(Items listed in a dataset)
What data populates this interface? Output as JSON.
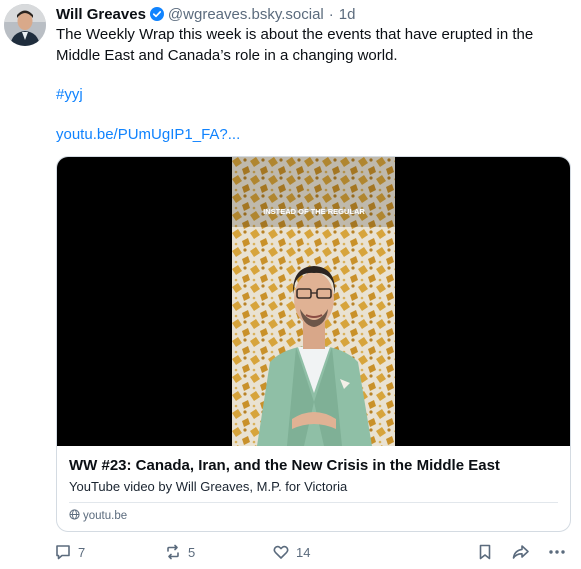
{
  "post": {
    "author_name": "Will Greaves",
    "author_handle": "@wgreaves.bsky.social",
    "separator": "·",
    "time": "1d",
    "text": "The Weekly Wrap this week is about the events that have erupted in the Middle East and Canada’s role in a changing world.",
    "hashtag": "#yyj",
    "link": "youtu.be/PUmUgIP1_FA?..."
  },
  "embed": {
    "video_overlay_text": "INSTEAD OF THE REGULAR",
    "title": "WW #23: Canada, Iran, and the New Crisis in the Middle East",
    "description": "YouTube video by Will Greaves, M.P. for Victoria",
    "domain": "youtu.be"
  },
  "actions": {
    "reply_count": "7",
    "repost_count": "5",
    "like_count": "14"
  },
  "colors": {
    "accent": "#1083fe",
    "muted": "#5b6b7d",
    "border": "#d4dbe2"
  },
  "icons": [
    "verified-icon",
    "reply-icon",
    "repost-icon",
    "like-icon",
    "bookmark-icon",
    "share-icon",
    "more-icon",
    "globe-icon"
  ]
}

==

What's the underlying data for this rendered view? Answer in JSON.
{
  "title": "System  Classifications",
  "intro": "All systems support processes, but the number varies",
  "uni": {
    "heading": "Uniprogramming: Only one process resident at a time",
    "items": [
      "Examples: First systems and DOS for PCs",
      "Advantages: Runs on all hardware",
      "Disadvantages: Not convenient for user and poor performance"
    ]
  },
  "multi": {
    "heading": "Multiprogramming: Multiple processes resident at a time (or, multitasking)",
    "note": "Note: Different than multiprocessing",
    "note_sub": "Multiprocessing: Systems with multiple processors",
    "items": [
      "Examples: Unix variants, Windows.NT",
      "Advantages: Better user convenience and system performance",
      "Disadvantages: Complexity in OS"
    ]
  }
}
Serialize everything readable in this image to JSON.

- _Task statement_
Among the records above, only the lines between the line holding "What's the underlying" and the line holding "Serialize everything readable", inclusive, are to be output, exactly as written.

- _Result_
What's the underlying data for this rendered view? Answer in JSON.
{
  "title": "System  Classifications",
  "intro": "All systems support processes, but the number varies",
  "uni": {
    "heading": "Uniprogramming: Only one process resident at a time",
    "items": [
      "Examples: First systems and DOS for PCs",
      "Advantages: Runs on all hardware",
      "Disadvantages: Not convenient for user and poor performance"
    ]
  },
  "multi": {
    "heading": "Multiprogramming: Multiple processes resident at a time (or, multitasking)",
    "note": "Note: Different than multiprocessing",
    "note_sub": "Multiprocessing: Systems with multiple processors",
    "items": [
      "Examples: Unix variants, Windows.NT",
      "Advantages: Better user convenience and system performance",
      "Disadvantages: Complexity in OS"
    ]
  }
}
Serialize everything readable in this image to JSON.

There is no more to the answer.